### WHAT THE EXERCISE ASKS:
Work through the material below and count the lines holding the word "msDS"; give that count and nothing more.

### INFORMATION:
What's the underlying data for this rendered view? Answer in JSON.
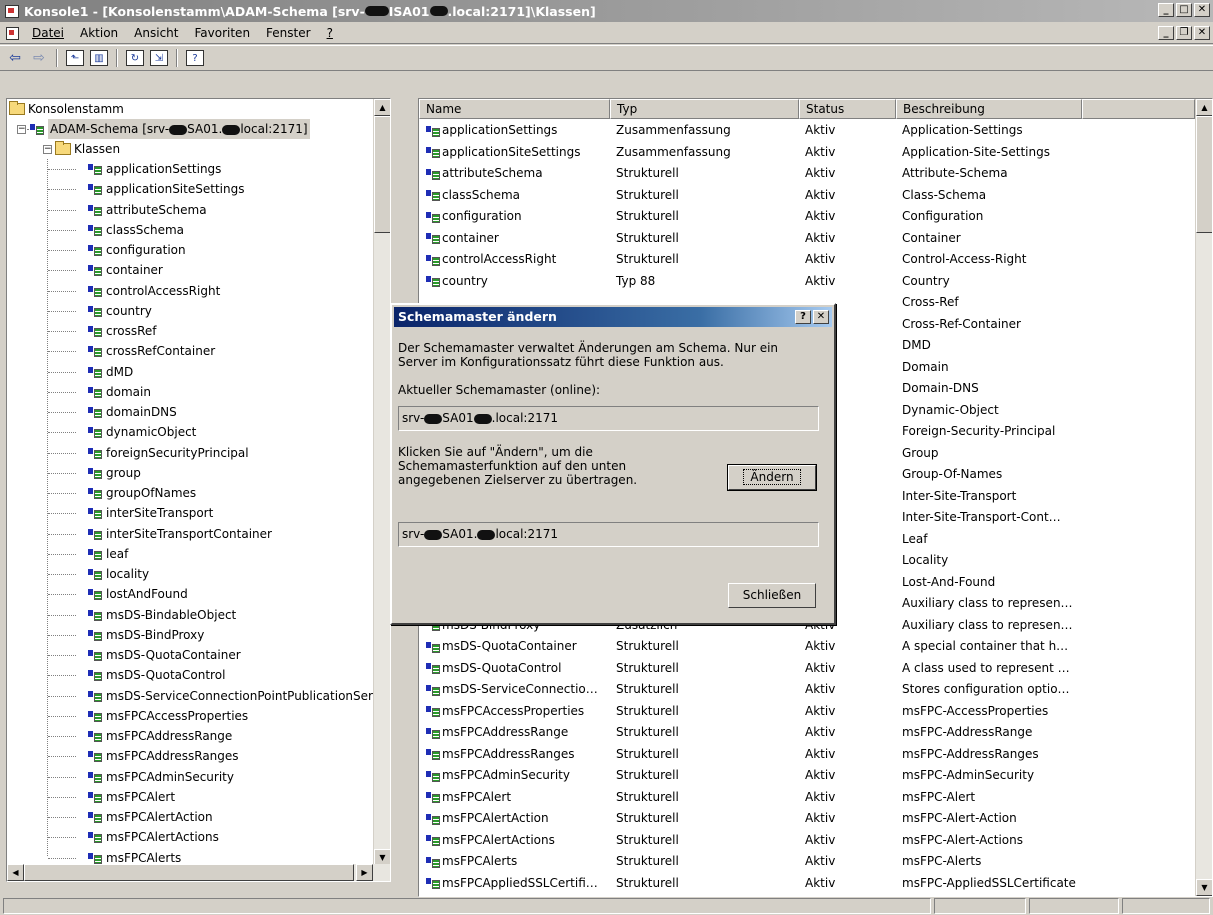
{
  "window": {
    "title_prefix": "Konsole1 - [Konsolenstamm\\ADAM-Schema [srv-",
    "title_mid": "ISA01",
    "title_suffix": ".local:2171]\\Klassen]"
  },
  "menu": [
    "Datei",
    "Aktion",
    "Ansicht",
    "Favoriten",
    "Fenster",
    "?"
  ],
  "toolbar": {
    "icons": [
      "back-arrow-icon",
      "forward-arrow-icon",
      "up-folder-icon",
      "show-hide-tree-icon",
      "refresh-icon",
      "export-list-icon",
      "help-icon"
    ]
  },
  "tree": {
    "root": "Konsolenstamm",
    "adam_prefix": "ADAM-Schema [srv-",
    "adam_mid": "SA01.",
    "adam_suffix": "local:2171]",
    "klassen": "Klassen",
    "items": [
      "applicationSettings",
      "applicationSiteSettings",
      "attributeSchema",
      "classSchema",
      "configuration",
      "container",
      "controlAccessRight",
      "country",
      "crossRef",
      "crossRefContainer",
      "dMD",
      "domain",
      "domainDNS",
      "dynamicObject",
      "foreignSecurityPrincipal",
      "group",
      "groupOfNames",
      "interSiteTransport",
      "interSiteTransportContainer",
      "leaf",
      "locality",
      "lostAndFound",
      "msDS-BindableObject",
      "msDS-BindProxy",
      "msDS-QuotaContainer",
      "msDS-QuotaControl",
      "msDS-ServiceConnectionPointPublicationServi",
      "msFPCAccessProperties",
      "msFPCAddressRange",
      "msFPCAddressRanges",
      "msFPCAdminSecurity",
      "msFPCAlert",
      "msFPCAlertAction",
      "msFPCAlertActions",
      "msFPCAlerts"
    ]
  },
  "list": {
    "columns": [
      "Name",
      "Typ",
      "Status",
      "Beschreibung"
    ],
    "rows": [
      [
        "applicationSettings",
        "Zusammenfassung",
        "Aktiv",
        "Application-Settings"
      ],
      [
        "applicationSiteSettings",
        "Zusammenfassung",
        "Aktiv",
        "Application-Site-Settings"
      ],
      [
        "attributeSchema",
        "Strukturell",
        "Aktiv",
        "Attribute-Schema"
      ],
      [
        "classSchema",
        "Strukturell",
        "Aktiv",
        "Class-Schema"
      ],
      [
        "configuration",
        "Strukturell",
        "Aktiv",
        "Configuration"
      ],
      [
        "container",
        "Strukturell",
        "Aktiv",
        "Container"
      ],
      [
        "controlAccessRight",
        "Strukturell",
        "Aktiv",
        "Control-Access-Right"
      ],
      [
        "country",
        "Typ 88",
        "Aktiv",
        "Country"
      ],
      [
        "",
        "",
        "",
        "Cross-Ref"
      ],
      [
        "",
        "",
        "",
        "Cross-Ref-Container"
      ],
      [
        "",
        "",
        "",
        "DMD"
      ],
      [
        "",
        "",
        "",
        "Domain"
      ],
      [
        "",
        "",
        "",
        "Domain-DNS"
      ],
      [
        "",
        "",
        "",
        "Dynamic-Object"
      ],
      [
        "",
        "",
        "",
        "Foreign-Security-Principal"
      ],
      [
        "",
        "",
        "",
        "Group"
      ],
      [
        "",
        "",
        "",
        "Group-Of-Names"
      ],
      [
        "",
        "",
        "",
        "Inter-Site-Transport"
      ],
      [
        "",
        "",
        "",
        "Inter-Site-Transport-Cont…"
      ],
      [
        "",
        "",
        "",
        "Leaf"
      ],
      [
        "",
        "",
        "",
        "Locality"
      ],
      [
        "",
        "",
        "",
        "Lost-And-Found"
      ],
      [
        "",
        "",
        "",
        "Auxiliary class to represen…"
      ],
      [
        "msDS-BindProxy",
        "Zusätzlich",
        "Aktiv",
        "Auxiliary class to represen…"
      ],
      [
        "msDS-QuotaContainer",
        "Strukturell",
        "Aktiv",
        "A special container that h…"
      ],
      [
        "msDS-QuotaControl",
        "Strukturell",
        "Aktiv",
        "A class used to represent …"
      ],
      [
        "msDS-ServiceConnectio…",
        "Strukturell",
        "Aktiv",
        "Stores configuration optio…"
      ],
      [
        "msFPCAccessProperties",
        "Strukturell",
        "Aktiv",
        "msFPC-AccessProperties"
      ],
      [
        "msFPCAddressRange",
        "Strukturell",
        "Aktiv",
        "msFPC-AddressRange"
      ],
      [
        "msFPCAddressRanges",
        "Strukturell",
        "Aktiv",
        "msFPC-AddressRanges"
      ],
      [
        "msFPCAdminSecurity",
        "Strukturell",
        "Aktiv",
        "msFPC-AdminSecurity"
      ],
      [
        "msFPCAlert",
        "Strukturell",
        "Aktiv",
        "msFPC-Alert"
      ],
      [
        "msFPCAlertAction",
        "Strukturell",
        "Aktiv",
        "msFPC-Alert-Action"
      ],
      [
        "msFPCAlertActions",
        "Strukturell",
        "Aktiv",
        "msFPC-Alert-Actions"
      ],
      [
        "msFPCAlerts",
        "Strukturell",
        "Aktiv",
        "msFPC-Alerts"
      ],
      [
        "msFPCAppliedSSLCertifi…",
        "Strukturell",
        "Aktiv",
        "msFPC-AppliedSSLCertificate"
      ]
    ]
  },
  "dialog": {
    "title": "Schemamaster ändern",
    "desc_line1": "Der Schemamaster verwaltet Änderungen am Schema. Nur ein",
    "desc_line2": "Server im Konfigurationssatz führt diese Funktion aus.",
    "current_label": "Aktueller Schemamaster (online):",
    "current_prefix": "srv-",
    "current_mid": "SA01",
    "current_suffix": ".local:2171",
    "click_line1": "Klicken Sie auf \"Ändern\", um die",
    "click_line2": "Schemamasterfunktion auf den unten",
    "click_line3": "angegebenen Zielserver zu übertragen.",
    "change_button": "Ändern",
    "target_prefix": "srv-",
    "target_mid": "SA01.",
    "target_suffix": "local:2171",
    "close_button": "Schließen"
  },
  "colors": {
    "dialog_title_start": "#0a246a",
    "dialog_title_end": "#a6caf0",
    "class_icon_blue": "#1e2db5",
    "class_icon_green": "#2a9a2a"
  }
}
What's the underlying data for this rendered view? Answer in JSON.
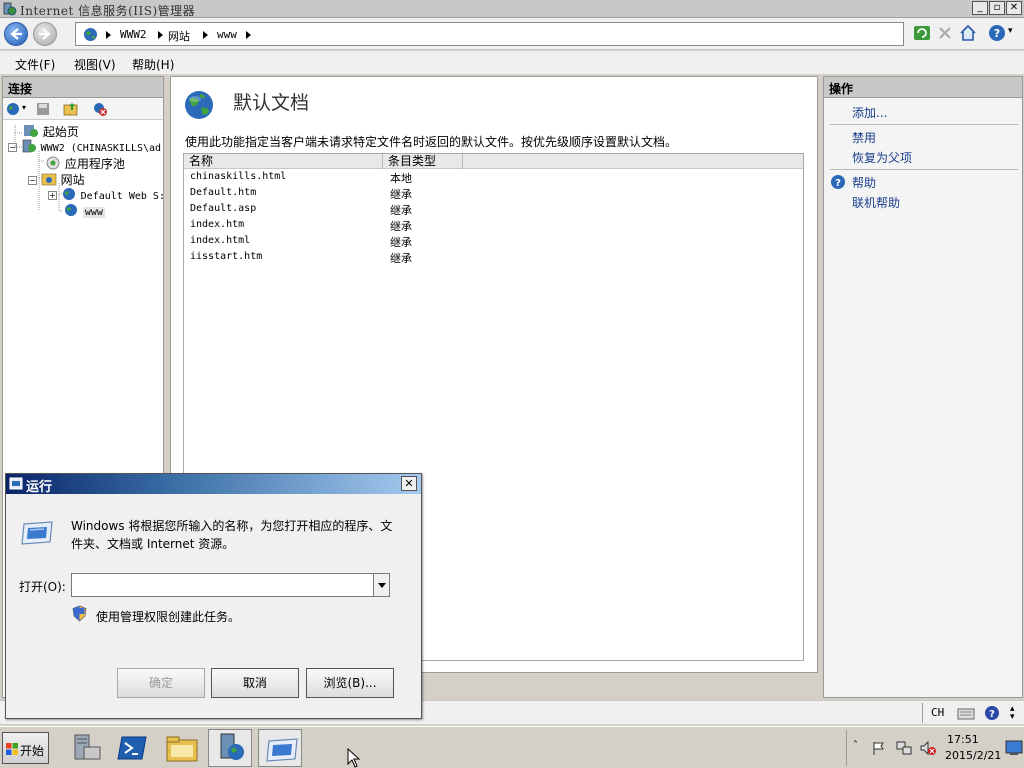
{
  "window": {
    "title": "Internet 信息服务(IIS)管理器"
  },
  "address": {
    "crumbs": [
      "WWW2",
      "网站",
      "www"
    ]
  },
  "menu": {
    "items": [
      "文件(F)",
      "视图(V)",
      "帮助(H)"
    ]
  },
  "connections": {
    "header": "连接",
    "tree": {
      "start_page": "起始页",
      "server": "WWW2 (CHINASKILLS\\ad",
      "app_pools": "应用程序池",
      "sites": "网站",
      "default_site": "Default Web S:",
      "www": "www"
    }
  },
  "content": {
    "title": "默认文档",
    "description": "使用此功能指定当客户端未请求特定文件名时返回的默认文件。按优先级顺序设置默认文档。",
    "columns": [
      "名称",
      "条目类型"
    ],
    "rows": [
      {
        "name": "chinaskills.html",
        "type": "本地"
      },
      {
        "name": "Default.htm",
        "type": "继承"
      },
      {
        "name": "Default.asp",
        "type": "继承"
      },
      {
        "name": "index.htm",
        "type": "继承"
      },
      {
        "name": "index.html",
        "type": "继承"
      },
      {
        "name": "iisstart.htm",
        "type": "继承"
      }
    ]
  },
  "actions": {
    "header": "操作",
    "add": "添加...",
    "disable": "禁用",
    "revert": "恢复为父项",
    "help": "帮助",
    "online_help": "联机帮助"
  },
  "status": {
    "ime": "CH"
  },
  "run_dialog": {
    "title": "运行",
    "message": "Windows 将根据您所输入的名称，为您打开相应的程序、文件夹、文档或 Internet 资源。",
    "open_label": "打开(O):",
    "input_value": "",
    "admin_note": "使用管理权限创建此任务。",
    "ok": "确定",
    "cancel": "取消",
    "browse": "浏览(B)..."
  },
  "taskbar": {
    "start_label": "开始",
    "time": "17:51",
    "date": "2015/2/21"
  },
  "colors": {
    "dialog_title_start": "#0a246a",
    "dialog_title_end": "#a6caf0",
    "link": "#1a3e8c"
  }
}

### OUTPUT:
9